Another compliance specialist, Laxmi Terala, filed another report noting that on Oct. 8, a PG&E first responder “noticed a possible issue with the secondary conductor” near a pair of structures that suffered fire damage in Santa Rosa. The exact location is blacked out.
In the days after the fires began, PG&E initially blamed “hurricane strength winds in excess of 75 mph in some cases” for damaging its equipment. But a review earlier this month by this news organization of weather station readings found the winds were almost half that speed as the lines started to come down.
In several incident reports released Tuesday, including one regarding a location near Ukiah in Mendocino County, where the Redwood fire burned, and another near Nevada City in Nevada County, the location of the Lobo fire, PG&E noted that its meteorology department recorded wind speeds of 40-50 mph at nearby weather stations.
Scott McLean, a spokesman for Cal Fire said he had not had a chance to review the incident reports. He did not offer specifics on how the reports might factor into Cal Fire’s investigation into the start of the fires or provide a time frame for when the investigations might be complete. “We have to be meticulous,” McLean said. “We have to be thorough.”

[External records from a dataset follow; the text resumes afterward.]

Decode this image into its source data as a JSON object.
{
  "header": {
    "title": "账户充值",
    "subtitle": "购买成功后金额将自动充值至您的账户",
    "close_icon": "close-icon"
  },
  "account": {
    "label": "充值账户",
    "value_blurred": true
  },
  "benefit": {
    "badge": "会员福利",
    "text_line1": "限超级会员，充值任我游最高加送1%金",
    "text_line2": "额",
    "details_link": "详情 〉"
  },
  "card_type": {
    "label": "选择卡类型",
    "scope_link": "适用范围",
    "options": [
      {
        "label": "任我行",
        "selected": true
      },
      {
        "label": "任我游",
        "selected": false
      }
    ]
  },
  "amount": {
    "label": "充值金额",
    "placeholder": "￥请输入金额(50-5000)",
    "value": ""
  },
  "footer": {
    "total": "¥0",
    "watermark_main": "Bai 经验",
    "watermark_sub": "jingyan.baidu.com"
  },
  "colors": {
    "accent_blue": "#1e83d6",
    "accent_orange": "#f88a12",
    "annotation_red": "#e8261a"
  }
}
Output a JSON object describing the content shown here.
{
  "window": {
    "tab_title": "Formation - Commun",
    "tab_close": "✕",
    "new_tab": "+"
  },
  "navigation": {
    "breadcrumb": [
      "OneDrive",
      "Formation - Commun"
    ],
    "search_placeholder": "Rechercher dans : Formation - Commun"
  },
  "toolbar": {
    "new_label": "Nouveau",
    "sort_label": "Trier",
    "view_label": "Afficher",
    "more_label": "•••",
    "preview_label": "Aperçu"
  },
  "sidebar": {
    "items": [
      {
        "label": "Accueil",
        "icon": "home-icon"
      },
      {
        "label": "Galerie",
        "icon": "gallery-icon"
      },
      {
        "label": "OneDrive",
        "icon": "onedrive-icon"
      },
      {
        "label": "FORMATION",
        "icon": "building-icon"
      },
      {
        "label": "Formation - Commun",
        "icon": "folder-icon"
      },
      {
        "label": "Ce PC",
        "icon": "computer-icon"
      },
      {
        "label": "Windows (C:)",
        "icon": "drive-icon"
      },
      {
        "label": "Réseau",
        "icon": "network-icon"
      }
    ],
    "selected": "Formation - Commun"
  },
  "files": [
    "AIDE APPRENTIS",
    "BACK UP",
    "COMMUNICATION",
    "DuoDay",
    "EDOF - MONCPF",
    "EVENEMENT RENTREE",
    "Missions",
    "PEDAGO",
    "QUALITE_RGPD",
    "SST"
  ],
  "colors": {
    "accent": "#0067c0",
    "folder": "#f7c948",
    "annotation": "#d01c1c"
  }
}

Sen. Jerry Hill, D-San Mateo, a frequent PG&E critic, said the reports were “intriguing” but too preliminary to draw any conclusions. For one, the reports don’t indicate whether PG&E’s equipment contributed or sparked the fires or were damaged because of them.
But Burlingame attorney Frank Pitre thinks the evidence is growing. He sued PG&E after the utility was found responsible by the state Public Utilities Commission for starting the Butte fire in Amador County in 2015 because of the utility’s failure to maintain its power lines... (To read the entire article, please click HERE)